This ‘I’ve got a problem > here’s an expert helping me solve it > I might consider buying from them’ route is well established and gives both parties a good deal. Customers get free advice, businesses get free marketing.
But when you’re a freelancer, expert in your trade, there’s a pitfall here. You might not be talking in a language your customer understands.
And I'm not talking about jargon here. I mean, don’t use jargon without explaining it, obviously, but this problem runs deeper. It’s the curse of knowledge: people find it impossible to imagine what it’s like not knowing the things they know.
I have a tendency to jump ahead in the conversation, rather than explain why these things are important
I get this in web design all the time. I’ve been building sites for more than a decade, and I’m very familiar with the value of well-thought-out UX (See? Jargon. Can’t help it. That’s User Experience), user journeys, personas, marketing automation, analytics and continual improvement. I’m so familiar with these things that I tend to assume my customers have already thought about them all and know their value. This means that I have a tendency to jump ahead in the conversation, rather than explain why these things are important and take the customer along with me.
Designers face this a lot, especially because everyone who sees a design thinks they understand what makes good design. The two classic pieces of feedback: ‘there’s too much white space’ and ‘our logo needs to be bigger’ are perennial favourites. And it causes frustration because humans aren’t good at imagining the level of knowledge the other party has,
This is the problem: when you know something about your field of expertise, it’s very hard to put yourself in the shoes of someone who doesn’t know as much. This leads you to write or talk in a way that’s beyond the comfortable level of understanding of the audience, which in turn leads them to think that the content is not for them. They disconnect and drift off to find a competitor who talks to them in a way they understand.
That’s the curse of knowledge.
We all do it. We underestimate the uniqueness of our knowledge base and overestimate the level of knowledge of our audience.
In 1990, a psychology grad student in Stanford, Elizabeth Newton, conducted an experiment into this: participants were asked to tap out a tune and guess the likelihood of someone guessing what song it was. The results showed that the tappers always overestimated the chances of the song being recognised: they predicted that their song would be guess 50% of the time, when in fact it was only guessed 2.5% of the time. They were so familiar with the tune they were tapping that they had trouble accurately estimating how difficult it was to recognise.
And while we’re at it, this is why your family Christmas game of charades is always so frustrating.
If you're interested in the specifics, the experiment is explained in more detail in this excerpt from "Made to Stick" (Chip Heath & Dan Heath): read the excerpt >
How can you break the curse?
Fortunately, once you’ve understood the problem, the solution isn’t too difficult.
You need a test audience.
When you write a blog or a proposal, it helps to have someone who’s got the same level of knowledge as your intended customers to give it a read and give you feedback. What bits made them feel lost?
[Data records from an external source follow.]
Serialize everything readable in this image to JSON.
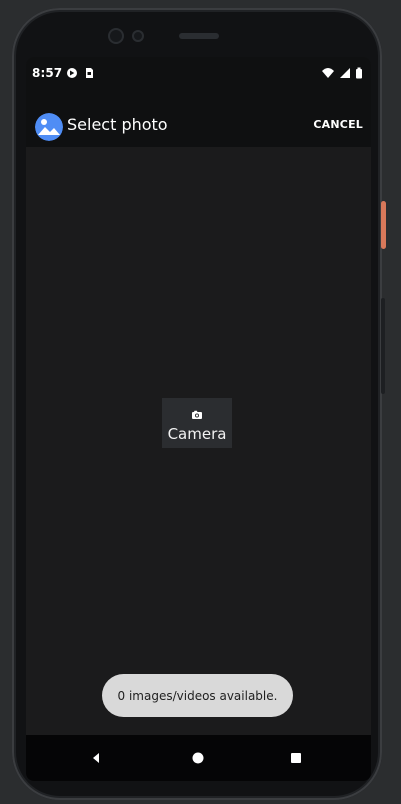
{
  "status_bar": {
    "time": "8:57",
    "left_icons": [
      "play-store-icon",
      "sim-card-icon"
    ],
    "right_icons": [
      "wifi-icon",
      "signal-icon",
      "battery-icon"
    ]
  },
  "app_bar": {
    "logo_icon": "photo-logo-icon",
    "title": "Select photo",
    "cancel_label": "CANCEL"
  },
  "main": {
    "camera_card": {
      "icon": "camera-icon",
      "label": "Camera"
    }
  },
  "toast": {
    "message": "0 images/videos available."
  },
  "navigation": {
    "back_icon": "back-icon",
    "home_icon": "home-icon",
    "recents_icon": "recents-icon"
  },
  "colors": {
    "background": "#1b1b1c",
    "toolbar": "#0f1011",
    "toast": "#d9d9d9",
    "accent_blue": "#4f8df5",
    "side_button": "#d8785a"
  }
}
What bits didn’t feel relevant to their problems?
remember that every communication is a journey and you’re the guide
If you write regularly for the same audience and keep testing with real humans, you’ll develop a voice that communicates your expertise without leaving anyone behind. Just remember that every communication is a journey and you’re the guide. Don’t leave your customers to get lost in the woods.